It seems difficult to get adults interested in magic. After all, magic's something that intrigues, amazes and even challenges kids to reconsider what they deem possible. Once they grow up to discover that there are methods behind the mesmerizing, however, their fascination should seemingly dissipate to the point of disinterest. Which is why a weekly magic and entertainment show in SoHo that appeals to adults sounds like nothing more than a chance for people to re-experience the innocence, naïveté and sense of wonder of their younger years. Yet, as it turns out, it's more an opportunity to see how great performers can have you believing in magic again.
Monday Night Magic at The Bleecker Street Theatre brings together magicians of different pursuits and persuasions to show off their own brands of entertainment. While performers relied heavily on sleight of hand and props to do their tricks, it was their abilities to grab and hang onto the audience between tricks and skits that really resonated with me. Moreover, on the night I attended the show, three different performers and the host each demonstrated his own flair for theatrics, rife with comedy and surprise.
Whether their segments appealed to kids (R.J. Lewis), college-aged and young professionals (Michael DuBois), or cruise ship enthusiasts (Devlin), each performer appealed directly to his audience. That's what's so remarkable about this regular show -- people of all ages and interests sat alongside each other for over two hours enjoying a variety of different tricks. It was DuBois' performance that really hammered this point home as he showed off his unicycling and juggling skills while making some crude jokes to the delight of the audience. DuBois' act perfectly combines fun elements designed for all ages. The rest of the cast of occasional performers surely match the same intensity and mission that this group embodied for their performances.

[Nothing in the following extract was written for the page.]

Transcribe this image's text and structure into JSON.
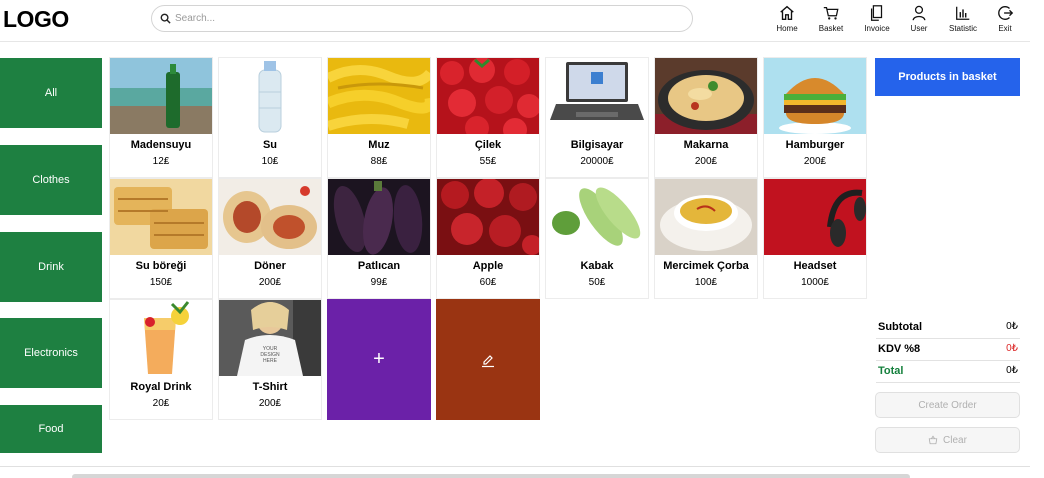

Magic comes alive again every week. Even if you don't find yourself obsessed with figuring out how certain tricks were done -- Note: The illusions are always more original than the explanations -- you will find yourself amazed by how fast the performers work and the amount of time that must have gone into perfecting their acts. When it comes down to it, after all the theatrics and misdirection, Devlin doesn't do much magic at all. But thanks to his theatrical prowess you barely even notice.
Returning to magic after childhood may sound juvenile to some, but it's a different experience entirely once you stop trying to understand and solve the trick and instead turn your attention to the craft of magic. Lewis, for instance, can keep a young volunteer engaged and focused on his instructions in a way that every parent would be envious. Onlookers like me found themselves marveling at how well the performers work with the crowd to keep them entertained. At Monday Night Magic, you'll find yourself less intrigued by the tricks and deception and more drawn to the methods and strategies employed by the performers themselves. That's where the real magic resides -- in their personalities, enthusiasm,\ and commitment to helping everyone recapture some sense of wonder.